During the third week of January, schools will aim to teach their students about the negative effects of name calling and ways students can avoid and prevent negative behavior.

Education World has gathered a list of lesson plans and resources for teachers to use during No Name Calling Week.

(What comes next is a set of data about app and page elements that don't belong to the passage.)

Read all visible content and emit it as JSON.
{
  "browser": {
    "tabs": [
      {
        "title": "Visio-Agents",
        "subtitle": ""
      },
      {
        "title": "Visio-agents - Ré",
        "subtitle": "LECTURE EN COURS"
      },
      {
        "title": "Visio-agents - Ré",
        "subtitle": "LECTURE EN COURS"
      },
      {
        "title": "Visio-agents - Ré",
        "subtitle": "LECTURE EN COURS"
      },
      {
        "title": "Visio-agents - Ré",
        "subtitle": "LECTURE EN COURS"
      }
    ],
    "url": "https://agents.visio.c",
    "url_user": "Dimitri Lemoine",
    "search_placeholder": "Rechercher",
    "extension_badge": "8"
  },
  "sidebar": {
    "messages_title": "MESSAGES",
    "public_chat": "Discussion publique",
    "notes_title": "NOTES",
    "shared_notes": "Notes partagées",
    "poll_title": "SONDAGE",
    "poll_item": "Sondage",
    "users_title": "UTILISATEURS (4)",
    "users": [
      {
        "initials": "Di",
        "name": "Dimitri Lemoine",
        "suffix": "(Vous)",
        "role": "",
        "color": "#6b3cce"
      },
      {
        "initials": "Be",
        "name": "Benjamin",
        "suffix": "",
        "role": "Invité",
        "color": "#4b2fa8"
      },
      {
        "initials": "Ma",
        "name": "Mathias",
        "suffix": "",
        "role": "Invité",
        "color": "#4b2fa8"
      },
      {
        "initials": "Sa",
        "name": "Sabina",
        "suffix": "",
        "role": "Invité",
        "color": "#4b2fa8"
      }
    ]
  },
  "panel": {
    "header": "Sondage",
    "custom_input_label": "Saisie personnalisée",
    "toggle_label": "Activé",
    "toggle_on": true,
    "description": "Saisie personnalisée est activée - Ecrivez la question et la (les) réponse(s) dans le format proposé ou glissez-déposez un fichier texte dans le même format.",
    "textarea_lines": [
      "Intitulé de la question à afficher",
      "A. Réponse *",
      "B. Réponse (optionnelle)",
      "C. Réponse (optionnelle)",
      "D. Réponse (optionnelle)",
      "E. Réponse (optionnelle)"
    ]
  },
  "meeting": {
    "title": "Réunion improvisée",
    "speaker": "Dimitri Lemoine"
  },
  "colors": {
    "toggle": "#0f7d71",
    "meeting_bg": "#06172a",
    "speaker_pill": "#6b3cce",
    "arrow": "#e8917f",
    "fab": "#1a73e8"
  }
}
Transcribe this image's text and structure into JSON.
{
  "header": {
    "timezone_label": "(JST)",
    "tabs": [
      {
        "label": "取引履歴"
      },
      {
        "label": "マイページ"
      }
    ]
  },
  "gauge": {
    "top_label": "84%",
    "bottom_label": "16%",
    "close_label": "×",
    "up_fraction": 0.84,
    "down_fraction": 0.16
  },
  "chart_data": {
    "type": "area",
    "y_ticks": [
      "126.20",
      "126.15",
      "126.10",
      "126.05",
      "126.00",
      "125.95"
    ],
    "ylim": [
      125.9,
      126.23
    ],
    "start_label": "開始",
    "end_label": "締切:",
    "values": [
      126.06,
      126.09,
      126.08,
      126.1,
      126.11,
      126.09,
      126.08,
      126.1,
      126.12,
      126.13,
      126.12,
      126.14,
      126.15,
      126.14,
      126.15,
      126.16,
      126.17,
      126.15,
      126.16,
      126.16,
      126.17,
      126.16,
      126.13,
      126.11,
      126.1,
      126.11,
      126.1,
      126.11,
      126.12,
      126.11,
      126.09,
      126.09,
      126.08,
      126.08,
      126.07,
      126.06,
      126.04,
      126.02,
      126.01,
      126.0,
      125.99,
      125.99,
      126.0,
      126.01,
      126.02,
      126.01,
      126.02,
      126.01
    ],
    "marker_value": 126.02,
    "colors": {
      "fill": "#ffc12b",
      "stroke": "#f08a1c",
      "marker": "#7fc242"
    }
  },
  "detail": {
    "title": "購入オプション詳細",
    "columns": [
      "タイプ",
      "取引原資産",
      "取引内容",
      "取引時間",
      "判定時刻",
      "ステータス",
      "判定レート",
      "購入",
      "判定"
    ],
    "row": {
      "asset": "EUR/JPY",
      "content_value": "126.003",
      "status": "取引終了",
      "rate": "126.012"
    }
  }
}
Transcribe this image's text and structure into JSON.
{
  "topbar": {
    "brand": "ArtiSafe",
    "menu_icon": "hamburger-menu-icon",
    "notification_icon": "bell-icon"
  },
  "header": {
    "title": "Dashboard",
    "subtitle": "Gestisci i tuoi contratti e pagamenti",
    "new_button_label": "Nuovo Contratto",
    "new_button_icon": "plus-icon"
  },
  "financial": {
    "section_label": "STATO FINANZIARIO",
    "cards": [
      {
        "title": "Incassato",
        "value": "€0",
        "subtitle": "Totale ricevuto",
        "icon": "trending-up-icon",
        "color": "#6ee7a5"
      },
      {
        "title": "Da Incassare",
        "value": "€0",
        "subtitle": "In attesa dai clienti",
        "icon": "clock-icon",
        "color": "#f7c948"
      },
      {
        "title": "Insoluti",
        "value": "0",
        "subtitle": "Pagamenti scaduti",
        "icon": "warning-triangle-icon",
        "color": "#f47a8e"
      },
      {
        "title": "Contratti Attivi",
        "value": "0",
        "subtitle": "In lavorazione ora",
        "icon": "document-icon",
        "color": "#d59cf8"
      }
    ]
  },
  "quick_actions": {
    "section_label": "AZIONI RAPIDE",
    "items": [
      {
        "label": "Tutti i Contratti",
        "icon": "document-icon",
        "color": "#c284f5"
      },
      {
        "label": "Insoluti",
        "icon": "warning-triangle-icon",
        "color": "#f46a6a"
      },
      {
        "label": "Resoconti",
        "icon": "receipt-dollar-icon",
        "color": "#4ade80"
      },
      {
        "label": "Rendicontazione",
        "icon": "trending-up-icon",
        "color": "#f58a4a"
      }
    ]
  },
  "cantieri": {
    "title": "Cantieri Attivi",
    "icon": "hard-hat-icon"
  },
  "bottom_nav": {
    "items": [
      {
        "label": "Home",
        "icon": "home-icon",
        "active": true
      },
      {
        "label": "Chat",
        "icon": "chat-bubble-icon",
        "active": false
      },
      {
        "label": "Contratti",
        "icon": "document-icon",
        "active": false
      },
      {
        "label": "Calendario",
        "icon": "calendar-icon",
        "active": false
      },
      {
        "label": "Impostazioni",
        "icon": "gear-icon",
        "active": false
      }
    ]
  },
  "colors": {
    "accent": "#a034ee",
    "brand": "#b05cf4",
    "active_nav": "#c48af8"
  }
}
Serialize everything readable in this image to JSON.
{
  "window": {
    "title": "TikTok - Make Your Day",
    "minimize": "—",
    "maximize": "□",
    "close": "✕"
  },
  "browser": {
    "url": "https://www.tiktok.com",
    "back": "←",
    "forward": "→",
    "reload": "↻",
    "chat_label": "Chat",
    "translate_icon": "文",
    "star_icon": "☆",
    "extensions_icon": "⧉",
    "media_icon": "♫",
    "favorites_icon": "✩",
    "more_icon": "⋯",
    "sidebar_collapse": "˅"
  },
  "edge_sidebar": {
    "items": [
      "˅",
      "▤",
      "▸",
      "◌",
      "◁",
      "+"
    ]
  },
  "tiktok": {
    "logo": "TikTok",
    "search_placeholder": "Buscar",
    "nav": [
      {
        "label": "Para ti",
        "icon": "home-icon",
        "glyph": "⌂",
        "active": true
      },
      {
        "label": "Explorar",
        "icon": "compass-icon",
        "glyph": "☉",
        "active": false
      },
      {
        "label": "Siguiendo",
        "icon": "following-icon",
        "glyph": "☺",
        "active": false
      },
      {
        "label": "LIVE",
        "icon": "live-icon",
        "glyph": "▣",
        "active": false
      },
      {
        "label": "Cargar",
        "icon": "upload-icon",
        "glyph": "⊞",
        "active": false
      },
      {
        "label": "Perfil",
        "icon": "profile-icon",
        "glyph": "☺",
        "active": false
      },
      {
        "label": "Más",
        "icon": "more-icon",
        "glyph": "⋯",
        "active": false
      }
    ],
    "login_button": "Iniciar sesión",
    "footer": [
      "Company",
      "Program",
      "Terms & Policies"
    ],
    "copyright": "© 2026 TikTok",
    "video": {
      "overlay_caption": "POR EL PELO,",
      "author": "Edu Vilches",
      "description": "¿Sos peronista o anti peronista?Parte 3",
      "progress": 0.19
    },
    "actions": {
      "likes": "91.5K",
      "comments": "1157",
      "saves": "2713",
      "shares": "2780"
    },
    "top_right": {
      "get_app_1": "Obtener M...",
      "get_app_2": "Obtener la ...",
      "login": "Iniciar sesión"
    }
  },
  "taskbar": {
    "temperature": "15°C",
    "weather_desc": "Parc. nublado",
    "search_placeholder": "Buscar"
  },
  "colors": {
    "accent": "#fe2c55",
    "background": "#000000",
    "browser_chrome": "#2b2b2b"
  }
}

  1. Good Character: This website offers bullying lesson plans, discussion questions, and student activities for K-12 students. 
  2. Bullying & Teasing: In this lesson plan provided for grades K-5, educators can teach their students how to not to be a bully and how to speak up when they see bullying. After the lesson plan, students will be able to ask the following questions: 
  • Are my actions or words hurting someone else's feelings?
  • Are my actions or words hurting someone else physically or making that person feel afraid?
  • Would I want someone else to do this to me?
  • Am I unfairly taking my anger out on someone?
  • Am I trying to control someone against his or her will?
  1. Books: Reading books can be just as powerful of a teaching tool as lesson plans and activities. Here is a list of five books teachers can share with their students: 
  1. Think Before You Act: In this lesson plan, students will: 
  • Be able to articulate their values regarding conduct toward others and describe why they sometimes behave in ways that conflict with their values.
  • Be able to identify alternative ways to express their feelings when they are feeling tempted or pressured to bully others.
  • Be able to describe what it means to have empathy for those who are targeted for name-calling and bullying.
  1. Are You Part of the In-Crowd?: At the end of this lesson plan, students will:
  • Be able to describe group names and labels can be negative social forces at school. 
  • Be able to communicate their reflection on the impact of social hierarchies and boundaries and ways to address these issues.
  • Be able to develop and implement a plan for reducing social boundaries in school.

Article by Kassondra Granata, Education World Contributor